Current CDC guidance directs all people age 2 and older who are not fully vaccinated to wear masks at school. The vaccine is available for children starting at age 12 up.
Jozwiak says it is unnecessary to continue extended masking of children, which he says leads to headaches, fatigue, and mental health problems.
Numerous studies show children are significantly less likely to be infected with the COVID-19 virus than adults. Additionally, there is little evidence to suggest children are super-spreaders of the virus, a memo for the legislation said.
In April 2020, then-Pennsylvania Secretary of Health Rachel Levine started requiring masks. Pennsylvania ended its mask mandate on June 28. Levine has since been appointed by President Joe Biden to serve as Assistant Secretary for Health at the U.S. Department of Health and Human Services.
Jozwiak says it is time to get back to normal.

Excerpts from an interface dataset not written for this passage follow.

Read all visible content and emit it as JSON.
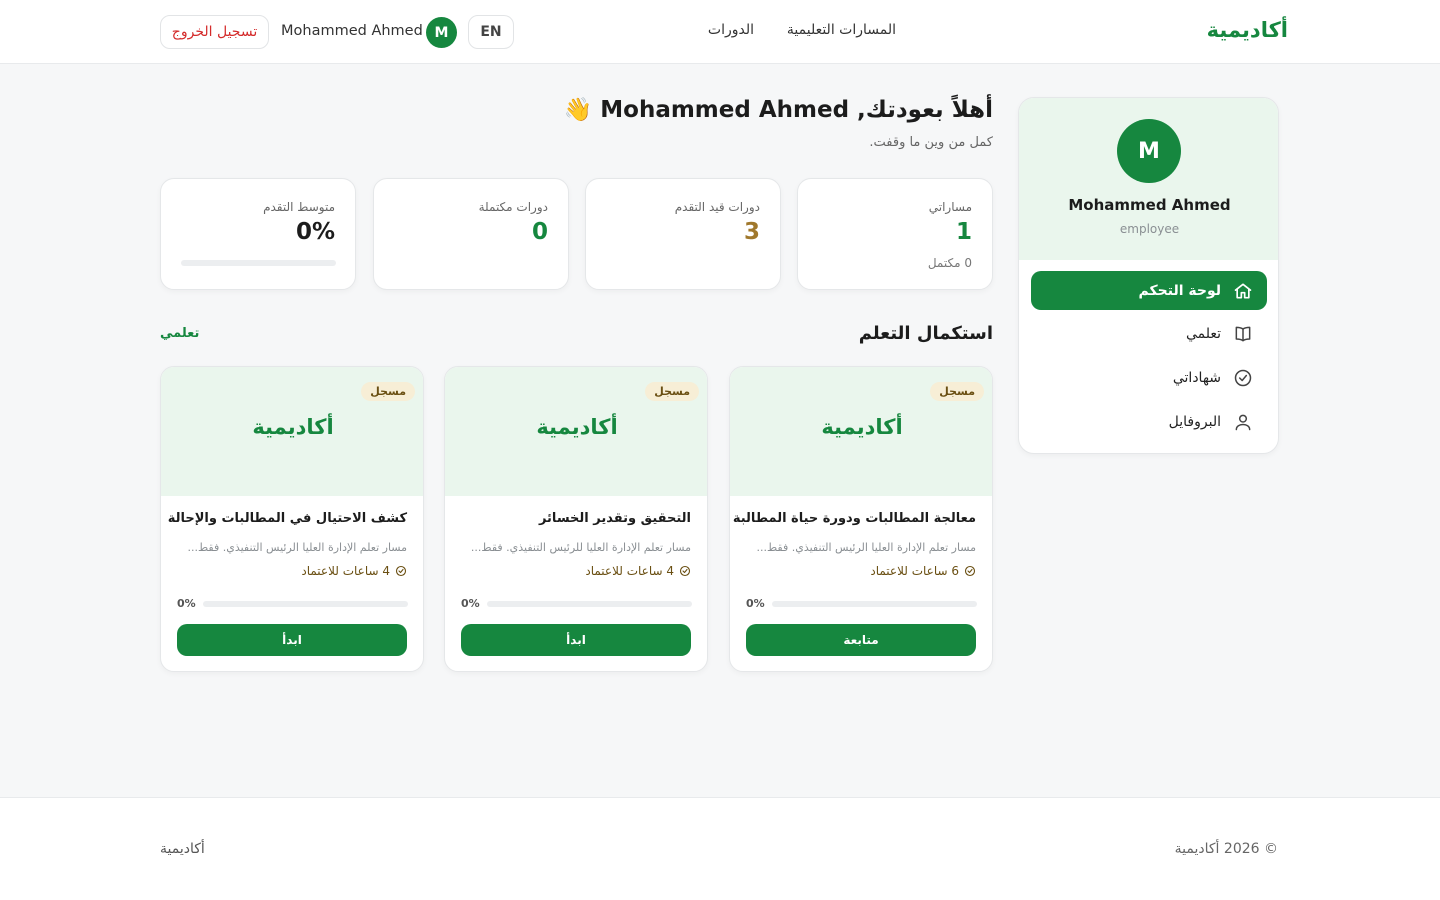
{
  "header": {
    "logo": "أكاديمية",
    "nav": [
      "المسارات التعليمية",
      "الدورات"
    ],
    "user_name": "Mohammed Ahmed",
    "avatar_initial": "M",
    "lang": "EN",
    "logout": "تسجيل الخروج"
  },
  "sidebar": {
    "avatar_initial": "M",
    "name": "Mohammed Ahmed",
    "role": "employee",
    "items": [
      {
        "label": "لوحة التحكم",
        "icon": "home-icon",
        "active": true
      },
      {
        "label": "تعلمي",
        "icon": "book-icon",
        "active": false
      },
      {
        "label": "شهاداتي",
        "icon": "check-circle-icon",
        "active": false
      },
      {
        "label": "البروفايل",
        "icon": "user-icon",
        "active": false
      }
    ]
  },
  "welcome": {
    "title": "أهلاً بعودتك, Mohammed Ahmed 👋",
    "subtitle": "كمل من وين ما وقفت."
  },
  "stats": [
    {
      "label": "مساراتي",
      "value": "1",
      "note": "0 مكتمل",
      "color": "#16873f"
    },
    {
      "label": "دورات قيد التقدم",
      "value": "3",
      "color": "#a0782c"
    },
    {
      "label": "دورات مكتملة",
      "value": "0",
      "color": "#16873f"
    },
    {
      "label": "متوسط التقدم",
      "value": "0%",
      "color": "#1c1c1c",
      "progress": 0
    }
  ],
  "section": {
    "title": "استكمال التعلم",
    "link": "تعلمي"
  },
  "courses": [
    {
      "badge": "مسجل",
      "brand": "أكاديمية",
      "title": "معالجة المطالبات ودورة حياة المطالبة",
      "desc": "مسار تعلم الإدارة العليا الرئيس التنفيذي. فقط...",
      "hours": "6 ساعات للاعتماد",
      "pct": "0%",
      "progress": 0,
      "button": "متابعة"
    },
    {
      "badge": "مسجل",
      "brand": "أكاديمية",
      "title": "التحقيق وتقدير الخسائر",
      "desc": "مسار تعلم الإدارة العليا للرئيس التنفيذي. فقط...",
      "hours": "4 ساعات للاعتماد",
      "pct": "0%",
      "progress": 0,
      "button": "ابدأ"
    },
    {
      "badge": "مسجل",
      "brand": "أكاديمية",
      "title": "كشف الاحتيال في المطالبات والإحالة",
      "desc": "مسار تعلم الإدارة العليا الرئيس التنفيذي. فقط...",
      "hours": "4 ساعات للاعتماد",
      "pct": "0%",
      "progress": 0,
      "button": "ابدأ"
    }
  ],
  "footer": {
    "brand": "أكاديمية",
    "copyright": "© 2026 أكاديمية"
  },
  "colors": {
    "primary": "#16873f",
    "danger": "#d42b2b",
    "accent_light": "#eaf6ed"
  }
}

“As the COVID-19 pandemic wanes, and the COVID-19 vaccine continues to be readily available, it is critical for our children to return to school this fall without any undue burden,” Jozwiak said in the bill’s memo. “After disruptions in two consecutive school years, our students must focus on recovering from the adverse impacts of the pandemic, such as addressing learning loss, reengaging in extra-curricular activities, and addressing their mental health concerns. Our students need to advance their education and development, and not worry about masking.”